To operationalize the Paris Agreement’s 1.5°C goal and the follow-up Glasgow Climate Pact, we need courageous forward-looking visions that go beyond technology scenarios by describing what a climate neutral and resilient society could look like in all its complex facets. Last minute interventions at COP26 to tone down the Pact’s wording on fossil fuels to “phasing down” unabated coal power and “phasing out” inefficient fossil fuel subsidies, have proven once more that international climate policymaking is a tough diplomatic struggle, but also that it still suffers from a chronic lack of imagination at all levels.
Also at the individual level, recent research has found that while citizens are alarmed by the climate crisis, few are willing to act proportionately as they lack a clear vision of what a low-carbon transformation actually means. If we are not able to develop courageous visions of low-carbon and climate resilient futures that generate broad societal buy-in, we will not be able to identify and implement radical and transformational climate actions that will catapult us onto the low-carbon trajectories that have been laid out by scientists for achieving the 1.5°C goal. Hence, these visions need to be co-created with all relevant societal stakeholders that have a legitimate claim in the low-carbon transformation of our societies.

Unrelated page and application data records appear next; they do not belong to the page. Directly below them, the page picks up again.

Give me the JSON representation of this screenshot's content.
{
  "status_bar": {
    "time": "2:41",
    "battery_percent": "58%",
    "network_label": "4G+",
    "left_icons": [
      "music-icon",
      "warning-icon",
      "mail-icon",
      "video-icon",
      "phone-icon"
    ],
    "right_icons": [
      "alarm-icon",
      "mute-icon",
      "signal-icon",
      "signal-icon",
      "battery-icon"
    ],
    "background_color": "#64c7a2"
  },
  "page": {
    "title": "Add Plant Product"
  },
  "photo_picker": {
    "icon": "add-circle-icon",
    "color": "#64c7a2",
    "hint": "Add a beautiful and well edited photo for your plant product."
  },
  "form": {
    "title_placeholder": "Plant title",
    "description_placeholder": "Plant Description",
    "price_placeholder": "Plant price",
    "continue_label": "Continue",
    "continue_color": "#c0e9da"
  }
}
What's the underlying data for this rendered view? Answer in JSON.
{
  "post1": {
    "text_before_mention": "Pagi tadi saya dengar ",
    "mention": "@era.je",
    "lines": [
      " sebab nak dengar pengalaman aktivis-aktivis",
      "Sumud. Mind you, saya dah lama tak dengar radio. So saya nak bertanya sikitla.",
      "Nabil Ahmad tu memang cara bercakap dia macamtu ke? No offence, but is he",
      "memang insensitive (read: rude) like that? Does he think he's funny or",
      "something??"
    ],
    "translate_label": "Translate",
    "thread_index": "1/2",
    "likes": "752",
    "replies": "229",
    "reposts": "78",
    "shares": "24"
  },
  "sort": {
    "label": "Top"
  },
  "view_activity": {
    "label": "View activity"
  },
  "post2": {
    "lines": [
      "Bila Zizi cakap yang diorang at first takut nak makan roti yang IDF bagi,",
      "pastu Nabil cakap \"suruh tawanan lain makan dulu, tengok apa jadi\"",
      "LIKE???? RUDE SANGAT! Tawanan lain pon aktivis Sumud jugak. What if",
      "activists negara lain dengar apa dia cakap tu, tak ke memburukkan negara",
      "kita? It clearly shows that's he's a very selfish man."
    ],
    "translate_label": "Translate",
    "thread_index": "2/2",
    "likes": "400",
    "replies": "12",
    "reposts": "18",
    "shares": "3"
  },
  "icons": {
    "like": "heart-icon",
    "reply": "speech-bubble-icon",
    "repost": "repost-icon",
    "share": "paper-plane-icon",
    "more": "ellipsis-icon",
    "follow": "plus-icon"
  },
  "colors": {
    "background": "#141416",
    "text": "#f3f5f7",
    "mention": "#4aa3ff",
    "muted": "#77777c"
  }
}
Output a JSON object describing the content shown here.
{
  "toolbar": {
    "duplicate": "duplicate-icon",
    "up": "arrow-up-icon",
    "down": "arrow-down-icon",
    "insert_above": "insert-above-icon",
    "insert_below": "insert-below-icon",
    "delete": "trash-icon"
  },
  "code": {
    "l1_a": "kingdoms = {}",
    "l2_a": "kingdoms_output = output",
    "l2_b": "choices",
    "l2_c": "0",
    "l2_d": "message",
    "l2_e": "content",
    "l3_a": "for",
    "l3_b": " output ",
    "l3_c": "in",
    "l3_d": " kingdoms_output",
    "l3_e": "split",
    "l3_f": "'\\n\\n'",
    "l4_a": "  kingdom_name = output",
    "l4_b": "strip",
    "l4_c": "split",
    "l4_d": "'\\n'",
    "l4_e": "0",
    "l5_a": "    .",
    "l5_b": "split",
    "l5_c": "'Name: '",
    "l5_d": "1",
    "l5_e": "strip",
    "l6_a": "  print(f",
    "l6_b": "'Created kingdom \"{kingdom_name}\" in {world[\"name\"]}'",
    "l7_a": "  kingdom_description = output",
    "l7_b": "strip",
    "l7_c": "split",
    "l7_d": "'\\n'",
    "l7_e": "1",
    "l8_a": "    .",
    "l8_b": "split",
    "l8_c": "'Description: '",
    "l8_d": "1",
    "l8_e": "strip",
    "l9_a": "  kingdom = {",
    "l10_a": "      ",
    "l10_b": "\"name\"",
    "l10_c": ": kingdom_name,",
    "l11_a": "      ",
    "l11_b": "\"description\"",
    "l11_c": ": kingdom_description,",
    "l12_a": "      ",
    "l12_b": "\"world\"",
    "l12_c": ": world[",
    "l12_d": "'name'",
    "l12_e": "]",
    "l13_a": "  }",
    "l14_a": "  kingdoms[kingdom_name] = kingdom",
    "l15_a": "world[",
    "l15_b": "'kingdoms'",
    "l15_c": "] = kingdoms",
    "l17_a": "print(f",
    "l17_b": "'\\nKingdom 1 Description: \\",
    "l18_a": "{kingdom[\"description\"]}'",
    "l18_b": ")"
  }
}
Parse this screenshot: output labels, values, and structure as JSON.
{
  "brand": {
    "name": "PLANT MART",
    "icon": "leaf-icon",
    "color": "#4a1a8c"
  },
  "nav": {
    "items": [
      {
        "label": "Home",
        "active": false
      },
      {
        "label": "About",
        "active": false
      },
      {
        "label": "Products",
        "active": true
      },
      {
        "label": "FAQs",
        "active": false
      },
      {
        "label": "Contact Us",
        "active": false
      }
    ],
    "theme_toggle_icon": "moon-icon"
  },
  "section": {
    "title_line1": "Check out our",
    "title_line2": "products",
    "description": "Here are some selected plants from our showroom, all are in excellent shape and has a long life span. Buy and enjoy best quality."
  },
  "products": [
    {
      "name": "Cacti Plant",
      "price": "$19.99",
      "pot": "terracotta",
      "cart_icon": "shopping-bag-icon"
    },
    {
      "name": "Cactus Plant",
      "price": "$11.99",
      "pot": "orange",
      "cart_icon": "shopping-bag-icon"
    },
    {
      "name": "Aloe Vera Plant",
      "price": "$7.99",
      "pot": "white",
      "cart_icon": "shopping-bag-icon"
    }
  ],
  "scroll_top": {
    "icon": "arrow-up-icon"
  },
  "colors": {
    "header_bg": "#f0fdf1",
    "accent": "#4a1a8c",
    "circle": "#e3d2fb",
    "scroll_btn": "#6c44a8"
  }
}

In developing such joint visions, it is of the utmost importance to first understand and eventually negotiate between different imaginations of a livable future and perceptions of what constitutes fair outcomes of, and just process for this fundamental transformation our societies will have to undergo.
In Austria, as in many other countries, national and sub-national governments are announcing net-zero targets and starting to think about the strategies and measures needed to achieve those. With a transdisciplinary group of researchers, practitioners, and policy- and decision makers, we are developing a participatory process for Styria, one of Austria’s nine states, that aims to co-create courageous and positive visions for a low-carbon and climate resilient future with a representative group of about 50 people. The central building block of this process is a co-creation workshop called “climate modernity ̶ the 24-hour challenge”. This weekend workshop will not take up more than 24 hours in total of participants’ time and it not only aims to imagine visions, but also to back-cast from these visions what is required to achieve them.
With this process, we set out to support the development of a new, politically as well as societally feasible, climate, and energy strategy for Styria. The Klimaneuzeit website, which includes an online application form that allows for eventually inviting a representative group of participants, has just been launched. Stay tuned to find out more about our lessons learned in co-developing this visioning process and implementing this prototype in Austria.
Note: This article gives the views of the author, and not the position of the Nexus blog, nor of the International Institute for Applied Systems Analysis.